People with IBS experience repeated stomach pain and changes in bowel movements, which may include constipation, diarrhea or both. Other symptoms can include bloating, feeling like you have unfinished bowel movements or whitish mucus in the stool. These symptoms occur without any visible damage or disease in the digestive tract.
There are three types of IBS, which are defined by what happens on the days when you have abnormal bowel movements:
- IBS with constipation (IBS-C): More than one-fourth of your stools are hard or lumpy and fewer than one-fourth are loose or watery.
- IBS with diarrhea (IBS-D): More than one-fourth of your stools are loose or watery and fewer than one-fourth are hard or lumpy.
- IBS with mixed bowel habits (IBS-M): More than one-fourth of your stools are hard or lumpy and more than one-fourth are loose or watery.
It is difficult to pinpoint the cause of IBS, but people with IBS often share certain problems, such as bacterial infections of the digestive tract, bacterial overgrowth in the small intestine, physical or sexual abuse early in life, mental disorders and food intolerances.

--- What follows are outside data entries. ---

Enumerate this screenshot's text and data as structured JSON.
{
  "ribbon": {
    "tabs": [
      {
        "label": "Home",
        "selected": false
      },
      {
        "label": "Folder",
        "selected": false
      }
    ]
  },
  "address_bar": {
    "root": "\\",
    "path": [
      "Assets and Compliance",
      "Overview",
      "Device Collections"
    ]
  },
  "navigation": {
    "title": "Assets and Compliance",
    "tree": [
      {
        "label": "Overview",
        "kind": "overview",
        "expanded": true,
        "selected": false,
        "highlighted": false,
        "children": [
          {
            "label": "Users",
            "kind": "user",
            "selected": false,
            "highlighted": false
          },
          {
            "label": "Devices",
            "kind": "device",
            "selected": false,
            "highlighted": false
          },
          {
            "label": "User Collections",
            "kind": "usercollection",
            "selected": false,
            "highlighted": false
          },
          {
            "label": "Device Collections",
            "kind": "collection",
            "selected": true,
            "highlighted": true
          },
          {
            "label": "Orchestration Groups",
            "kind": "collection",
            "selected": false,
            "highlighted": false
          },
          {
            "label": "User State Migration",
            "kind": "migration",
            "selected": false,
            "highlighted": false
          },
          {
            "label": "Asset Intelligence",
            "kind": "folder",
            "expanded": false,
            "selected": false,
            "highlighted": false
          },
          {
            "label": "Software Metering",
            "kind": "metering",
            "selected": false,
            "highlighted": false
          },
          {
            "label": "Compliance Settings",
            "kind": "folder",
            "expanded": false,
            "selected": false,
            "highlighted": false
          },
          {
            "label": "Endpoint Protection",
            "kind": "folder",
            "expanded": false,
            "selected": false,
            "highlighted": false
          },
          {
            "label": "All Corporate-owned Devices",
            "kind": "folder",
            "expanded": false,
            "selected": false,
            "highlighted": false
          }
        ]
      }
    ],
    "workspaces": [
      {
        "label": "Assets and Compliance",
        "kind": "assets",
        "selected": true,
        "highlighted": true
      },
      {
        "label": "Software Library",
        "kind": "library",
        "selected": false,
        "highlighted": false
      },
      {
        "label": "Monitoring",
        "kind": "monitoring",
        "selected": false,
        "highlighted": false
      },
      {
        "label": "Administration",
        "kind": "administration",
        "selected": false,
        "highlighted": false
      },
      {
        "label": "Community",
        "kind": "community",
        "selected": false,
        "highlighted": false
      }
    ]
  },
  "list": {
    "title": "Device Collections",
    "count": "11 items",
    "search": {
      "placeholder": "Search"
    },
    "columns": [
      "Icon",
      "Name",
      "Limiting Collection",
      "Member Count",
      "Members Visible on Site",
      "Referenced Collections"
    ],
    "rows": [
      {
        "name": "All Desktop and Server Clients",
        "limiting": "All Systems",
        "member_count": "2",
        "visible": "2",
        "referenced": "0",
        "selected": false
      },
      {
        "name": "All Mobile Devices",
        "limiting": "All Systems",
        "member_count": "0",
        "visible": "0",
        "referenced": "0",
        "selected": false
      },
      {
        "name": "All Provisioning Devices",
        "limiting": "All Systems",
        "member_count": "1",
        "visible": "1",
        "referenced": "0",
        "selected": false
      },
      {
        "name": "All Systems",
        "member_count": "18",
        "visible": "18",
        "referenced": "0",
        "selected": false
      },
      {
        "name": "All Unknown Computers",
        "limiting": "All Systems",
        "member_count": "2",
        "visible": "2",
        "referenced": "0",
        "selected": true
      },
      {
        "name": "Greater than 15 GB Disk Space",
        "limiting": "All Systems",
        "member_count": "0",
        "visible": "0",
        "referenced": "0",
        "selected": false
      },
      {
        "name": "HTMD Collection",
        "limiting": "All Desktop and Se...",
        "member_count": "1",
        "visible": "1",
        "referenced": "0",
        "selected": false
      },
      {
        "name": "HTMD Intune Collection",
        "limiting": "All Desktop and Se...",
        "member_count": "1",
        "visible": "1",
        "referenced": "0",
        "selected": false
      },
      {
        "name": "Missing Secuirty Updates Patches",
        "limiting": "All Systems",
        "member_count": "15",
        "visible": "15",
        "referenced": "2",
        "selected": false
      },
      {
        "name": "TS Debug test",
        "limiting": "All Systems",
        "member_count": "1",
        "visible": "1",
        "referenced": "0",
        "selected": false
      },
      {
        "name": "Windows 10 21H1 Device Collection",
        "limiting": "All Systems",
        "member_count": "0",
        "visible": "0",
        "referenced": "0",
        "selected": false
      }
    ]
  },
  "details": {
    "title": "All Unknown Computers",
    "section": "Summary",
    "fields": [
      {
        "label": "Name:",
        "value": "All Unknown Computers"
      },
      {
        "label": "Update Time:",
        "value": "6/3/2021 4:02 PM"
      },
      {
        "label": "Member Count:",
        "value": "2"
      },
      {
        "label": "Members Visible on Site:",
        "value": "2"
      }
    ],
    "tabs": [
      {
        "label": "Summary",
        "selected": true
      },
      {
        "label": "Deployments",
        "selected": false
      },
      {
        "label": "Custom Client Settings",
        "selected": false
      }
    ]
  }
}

Studies suggest that genetics may also play a role.
Here are some dietary changes your doctor may recommend before prescribing medications:
- Slowly add more fiber to your diet (by two to three grams each day).

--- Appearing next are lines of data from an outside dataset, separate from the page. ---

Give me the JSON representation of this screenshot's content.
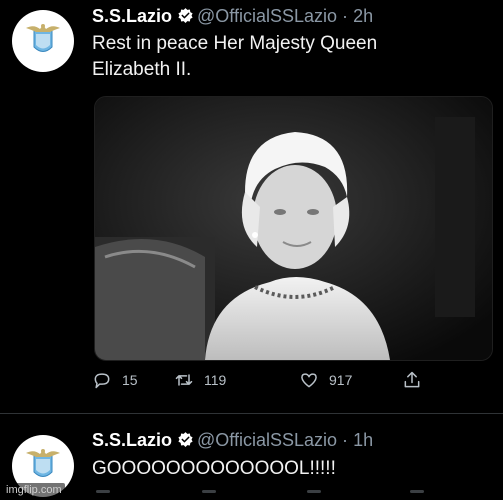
{
  "tweets": [
    {
      "author_name": "S.S.Lazio",
      "handle": "@OfficialSSLazio",
      "separator": "·",
      "time": "2h",
      "text_line1": "Rest in peace Her Majesty Queen",
      "text_line2": "Elizabeth II.",
      "media_icon": "portrait-photo",
      "stats": {
        "replies": "15",
        "retweets": "119",
        "likes": "917"
      }
    },
    {
      "author_name": "S.S.Lazio",
      "handle": "@OfficialSSLazio",
      "separator": "·",
      "time": "1h",
      "text": "GOOOOOOOOOOOOOL!!!!!"
    }
  ],
  "watermark": "imgflip.com",
  "colors": {
    "background": "#000000",
    "text": "#e7e9ea",
    "secondary": "#8b98a5",
    "verified_badge": "#ffffff",
    "lazio_blue": "#6fb6e3"
  },
  "icons": {
    "avatar": "lazio-eagle-crest-icon",
    "verified": "verified-badge-icon",
    "reply": "reply-icon",
    "retweet": "retweet-icon",
    "like": "heart-icon",
    "share": "share-icon"
  }
}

- Avoid gluten.
- Avoid foods that contain hard-to-digest carbohydrates, also called FODMAPs. These include fruits (apples, mangoes, pears, plums, watermelons, etc.), vegetables (asparagus, cauliflower, garlic, mushrooms, etc.) and dairy products (soft cheeses, custards, ice cream, etc.).
Research also suggests that increasing physical activity, reducing stress and getting plenty of sleep may help with IBS symptoms.

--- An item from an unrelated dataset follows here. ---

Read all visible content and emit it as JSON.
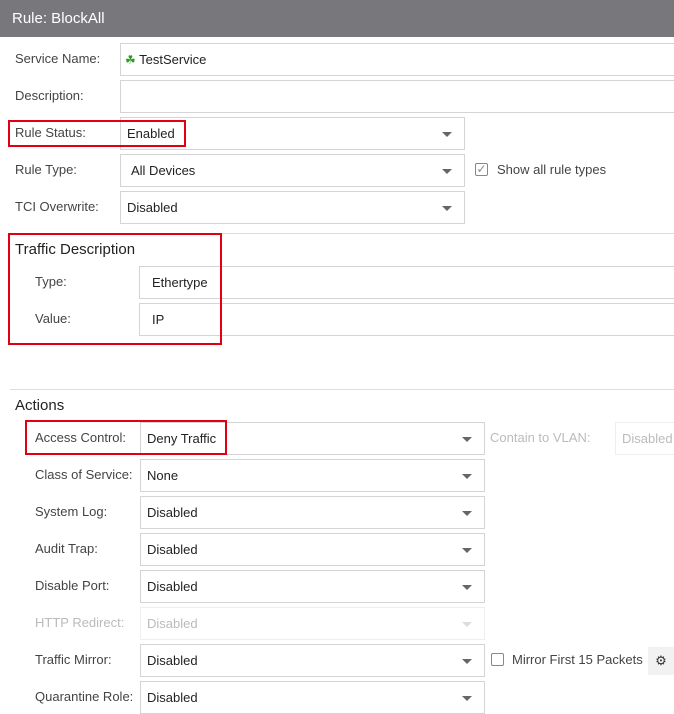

If you are experiencing abnormal bowel movements and do not know why, speak with your doctor to see if you have IBS. Your doctor will guide you to the appropriate treatment.